• **WORK INSTRUCTION**:
Your answer must be one number: the count of lines below that include "this".

(Items from an interface collection)
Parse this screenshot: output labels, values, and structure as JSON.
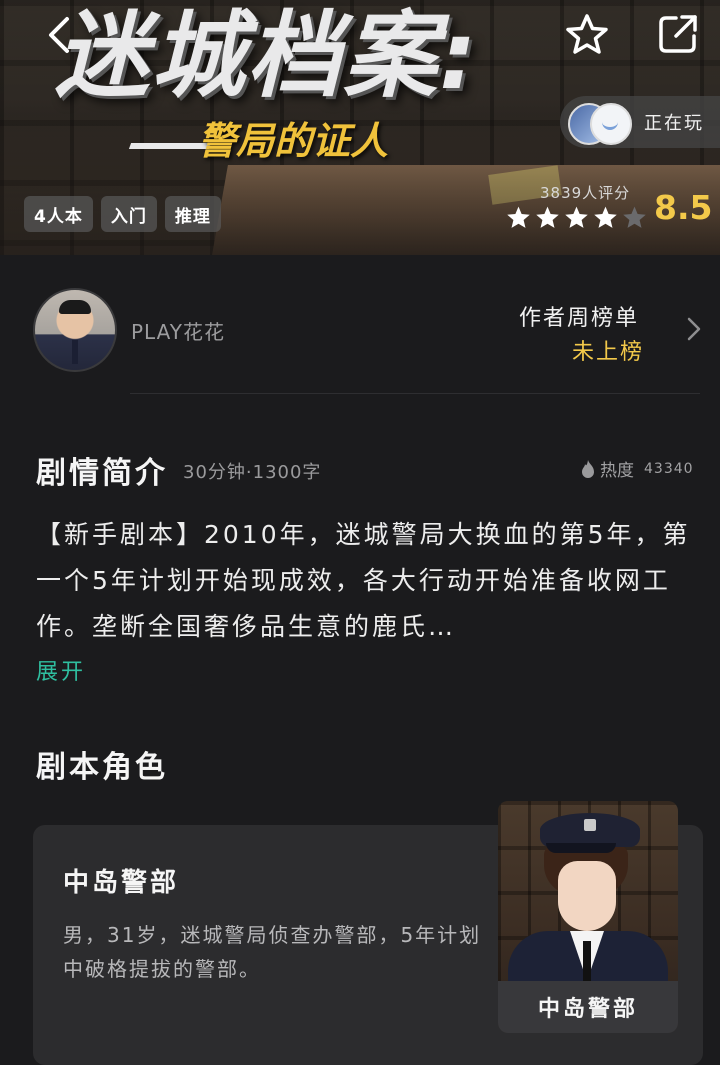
{
  "banner": {
    "title_main": "迷城档案:",
    "title_sub": "警局的证人",
    "tags": [
      "4人本",
      "入门",
      "推理"
    ],
    "rating_count": "3839人评分",
    "score": "8.5",
    "stars_filled": 4,
    "stars_total": 5,
    "playing_label": "正在玩"
  },
  "author": {
    "name": "PLAY花花",
    "rank_title": "作者周榜单",
    "rank_value": "未上榜"
  },
  "synopsis": {
    "title": "剧情简介",
    "meta": "30分钟·1300字",
    "heat_label": "热度",
    "heat_value": "43340",
    "text": "【新手剧本】2010年，迷城警局大换血的第5年，第一个5年计划开始现成效，各大行动开始准备收网工作。垄断全国奢侈品生意的鹿氏…",
    "expand_label": "展开"
  },
  "roles": {
    "title": "剧本角色",
    "items": [
      {
        "name": "中岛警部",
        "description": "男，31岁，迷城警局侦查办警部，5年计划中破格提拔的警部。",
        "portrait_label": "中岛警部"
      }
    ]
  },
  "colors": {
    "accent_gold": "#f3c94a",
    "expand_green": "#2fbfa0",
    "background": "#1b1b1d"
  }
}
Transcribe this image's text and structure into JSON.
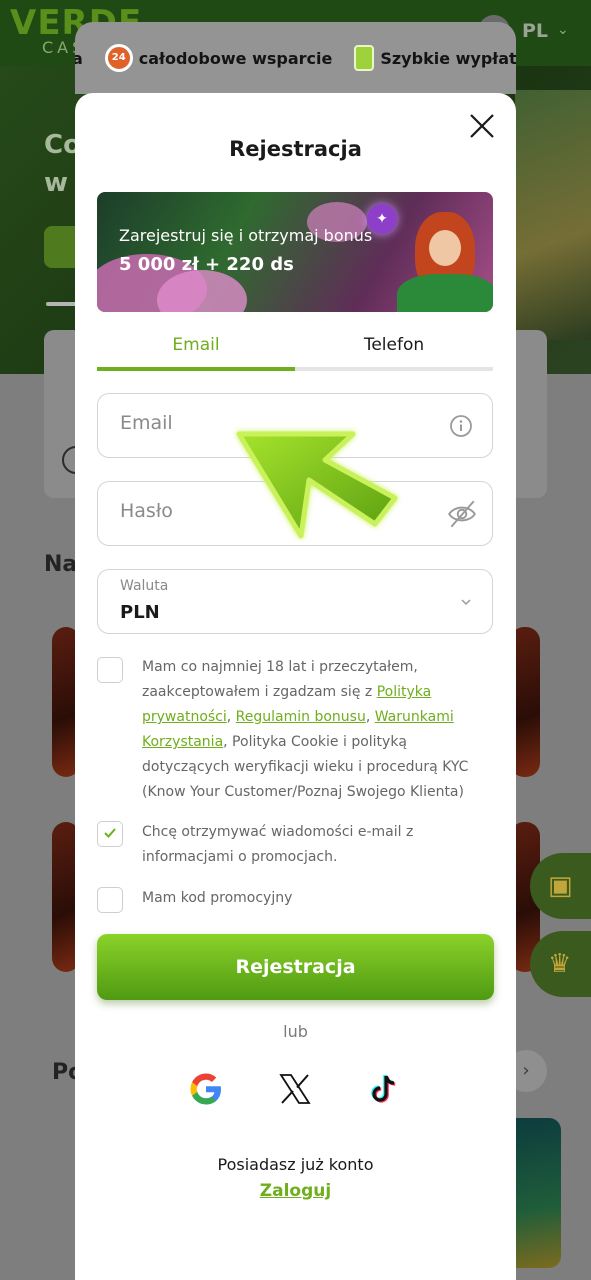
{
  "background": {
    "logo": "VERDE",
    "logo_sub": "CASINO",
    "language": "PL",
    "hero_text": "Co\nw",
    "section_heading_1": "Na",
    "section_heading_2": "Po"
  },
  "features": [
    {
      "icon": "cash-icon",
      "label": "cja"
    },
    {
      "icon": "support-24-icon",
      "label": "całodobowe wsparcie",
      "icon_text": "24"
    },
    {
      "icon": "cash-icon",
      "label": "Szybkie wypłat"
    }
  ],
  "modal": {
    "title": "Rejestracja",
    "banner": {
      "line1": "Zarejestruj się i otrzymaj bonus",
      "line2": "5 000 zł + 220 ds"
    },
    "tabs": [
      {
        "label": "Email",
        "active": true
      },
      {
        "label": "Telefon",
        "active": false
      }
    ],
    "fields": {
      "email_placeholder": "Email",
      "password_placeholder": "Hasło",
      "currency_label": "Waluta",
      "currency_value": "PLN"
    },
    "terms": {
      "checked": false,
      "part1": "Mam co najmniej 18 lat i przeczytałem, zaakceptowałem i zgadzam się z ",
      "link1": "Polityka prywatności",
      "sep1": ", ",
      "link2": "Regulamin bonusu",
      "sep2": ", ",
      "link3": "Warunkami Korzystania",
      "part2": ", Polityka Cookie i polityką dotyczących weryfikacji wieku i procedurą KYC (Know Your Customer/Poznaj Swojego Klienta)"
    },
    "newsletter": {
      "checked": true,
      "text": "Chcę otrzymywać wiadomości e-mail z informacjami o promocjach."
    },
    "promo": {
      "checked": false,
      "text": "Mam kod promocyjny"
    },
    "submit_label": "Rejestracja",
    "or_label": "lub",
    "social": [
      "google-icon",
      "x-icon",
      "tiktok-icon"
    ],
    "have_account": "Posiadasz już konto",
    "login_label": "Zaloguj"
  },
  "colors": {
    "accent": "#6fae1c",
    "button_top": "#8bd22a",
    "button_bottom": "#4f9a12",
    "arrow": "#7ec21d"
  }
}
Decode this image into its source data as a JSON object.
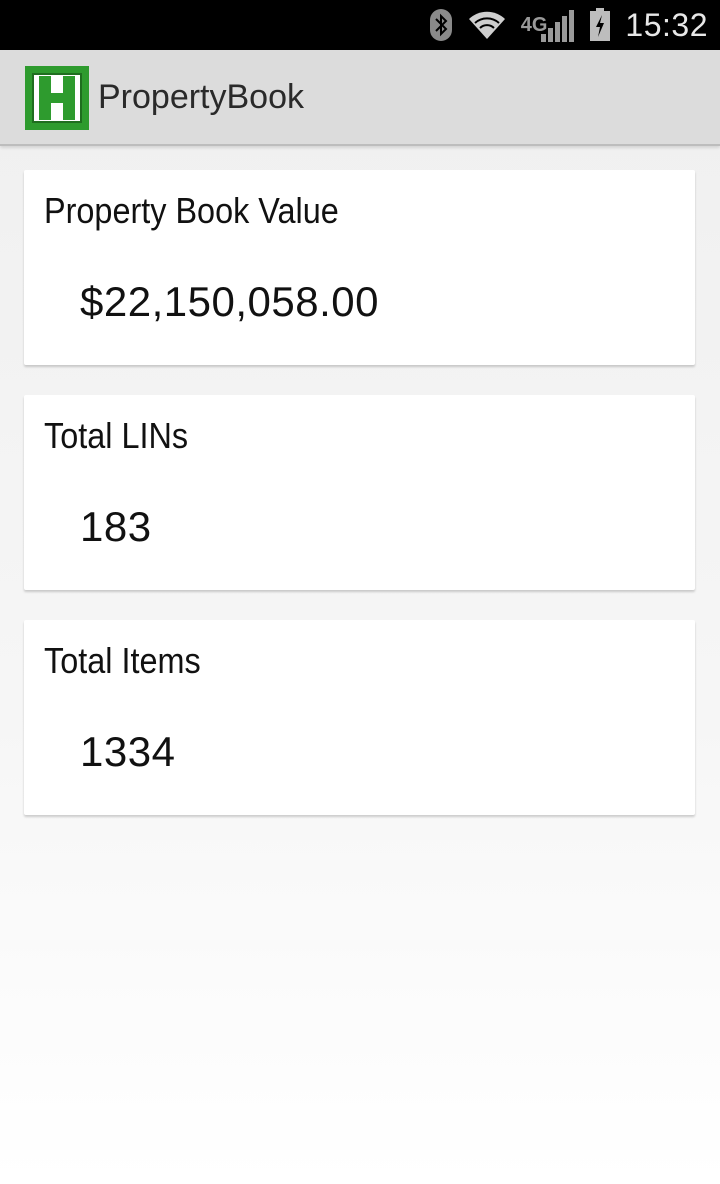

• **REPLY**:
3